WHAT YOU WILL DO:
What is needed here is an exact printout of the data, with no pictures included.

SUPPLIED ENTRIES:
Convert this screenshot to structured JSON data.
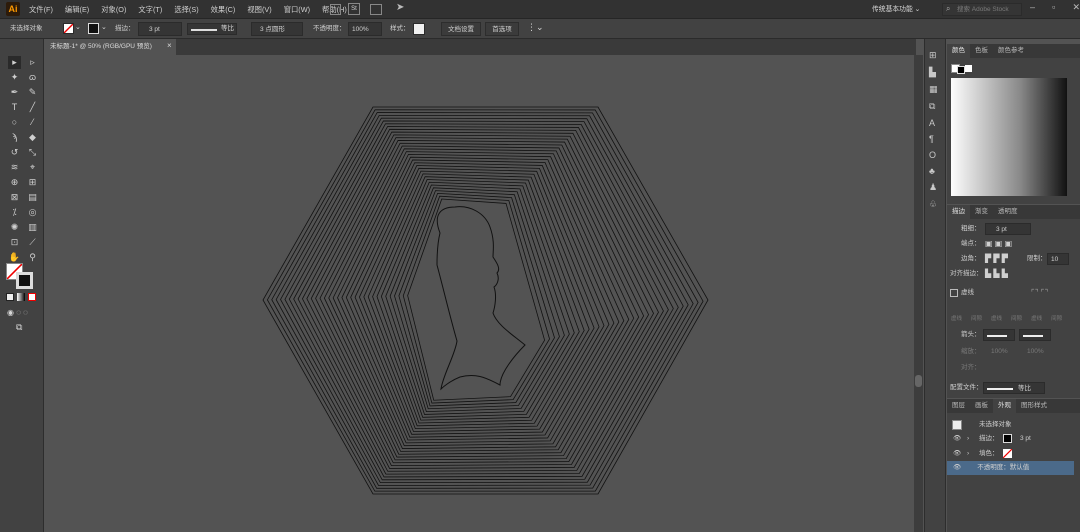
{
  "app": {
    "logo": "Ai"
  },
  "menu": [
    "文件(F)",
    "编辑(E)",
    "对象(O)",
    "文字(T)",
    "选择(S)",
    "效果(C)",
    "视图(V)",
    "窗口(W)",
    "帮助(H)"
  ],
  "top_right": {
    "workspace": "传统基本功能",
    "search_placeholder": "搜索 Adobe Stock"
  },
  "control": {
    "selection": "未选择对象",
    "stroke_label": "描边：",
    "stroke_value": "3 pt",
    "profile": "等比",
    "brush": "3 点圆形",
    "opacity_label": "不透明度：",
    "opacity_value": "100%",
    "style_label": "样式：",
    "doc_setup": "文档设置",
    "prefs": "首选项"
  },
  "document": {
    "tab_title": "未标题-1* @ 50% (RGB/GPU 预览)",
    "close": "×"
  },
  "color_panel": {
    "tabs": [
      "颜色",
      "色板",
      "颜色参考"
    ]
  },
  "stroke_panel": {
    "tabs": [
      "描边",
      "渐变",
      "透明度"
    ],
    "weight_label": "粗细：",
    "weight_value": "3 pt",
    "cap_label": "端点：",
    "corner_label": "边角：",
    "limit_label": "限制：",
    "limit_value": "10",
    "align_label": "对齐描边：",
    "dashed_label": "虚线",
    "dash_labels": [
      "虚线",
      "间隙",
      "虚线",
      "间隙",
      "虚线",
      "间隙"
    ],
    "arrow_label": "箭头：",
    "scale_label": "缩放：",
    "scale_values": [
      "100%",
      "100%"
    ],
    "align2_label": "对齐：",
    "profile_label": "配置文件：",
    "profile_value": "等比"
  },
  "appearance_panel": {
    "tabs": [
      "图层",
      "画板",
      "外观",
      "图形样式"
    ],
    "title": "未选择对象",
    "rows": [
      {
        "label": "描边：",
        "value": "3 pt"
      },
      {
        "label": "填色：",
        "value": ""
      },
      {
        "label": "不透明度：",
        "value": "默认值"
      }
    ]
  },
  "colors": {
    "accent": "#ff9a00",
    "selection": "#4b6a8a",
    "canvas": "#535353"
  }
}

ANSWER BOX:
Convert this screenshot to structured JSON data.
{
  "app": {
    "logo": "Ai"
  },
  "menu": [
    "文件(F)",
    "编辑(E)",
    "对象(O)",
    "文字(T)",
    "选择(S)",
    "效果(C)",
    "视图(V)",
    "窗口(W)",
    "帮助(H)"
  ],
  "top_right": {
    "workspace": "传统基本功能",
    "search_placeholder": "搜索 Adobe Stock"
  },
  "control": {
    "selection": "未选择对象",
    "stroke_label": "描边：",
    "stroke_value": "3 pt",
    "profile": "等比",
    "brush": "3 点圆形",
    "opacity_label": "不透明度：",
    "opacity_value": "100%",
    "style_label": "样式：",
    "doc_setup": "文档设置",
    "prefs": "首选项"
  },
  "document": {
    "tab_title": "未标题-1* @ 50% (RGB/GPU 预览)",
    "close": "×"
  },
  "color_panel": {
    "tabs": [
      "颜色",
      "色板",
      "颜色参考"
    ]
  },
  "stroke_panel": {
    "tabs": [
      "描边",
      "渐变",
      "透明度"
    ],
    "weight_label": "粗细：",
    "weight_value": "3 pt",
    "cap_label": "端点：",
    "corner_label": "边角：",
    "limit_label": "限制：",
    "limit_value": "10",
    "align_label": "对齐描边：",
    "dashed_label": "虚线",
    "dash_labels": [
      "虚线",
      "间隙",
      "虚线",
      "间隙",
      "虚线",
      "间隙"
    ],
    "arrow_label": "箭头：",
    "scale_label": "缩放：",
    "scale_values": [
      "100%",
      "100%"
    ],
    "align2_label": "对齐：",
    "profile_label": "配置文件：",
    "profile_value": "等比"
  },
  "appearance_panel": {
    "tabs": [
      "图层",
      "画板",
      "外观",
      "图形样式"
    ],
    "title": "未选择对象",
    "rows": [
      {
        "label": "描边：",
        "value": "3 pt"
      },
      {
        "label": "填色：",
        "value": ""
      },
      {
        "label": "不透明度：",
        "value": "默认值"
      }
    ]
  },
  "colors": {
    "accent": "#ff9a00",
    "selection": "#4b6a8a",
    "canvas": "#535353"
  }
}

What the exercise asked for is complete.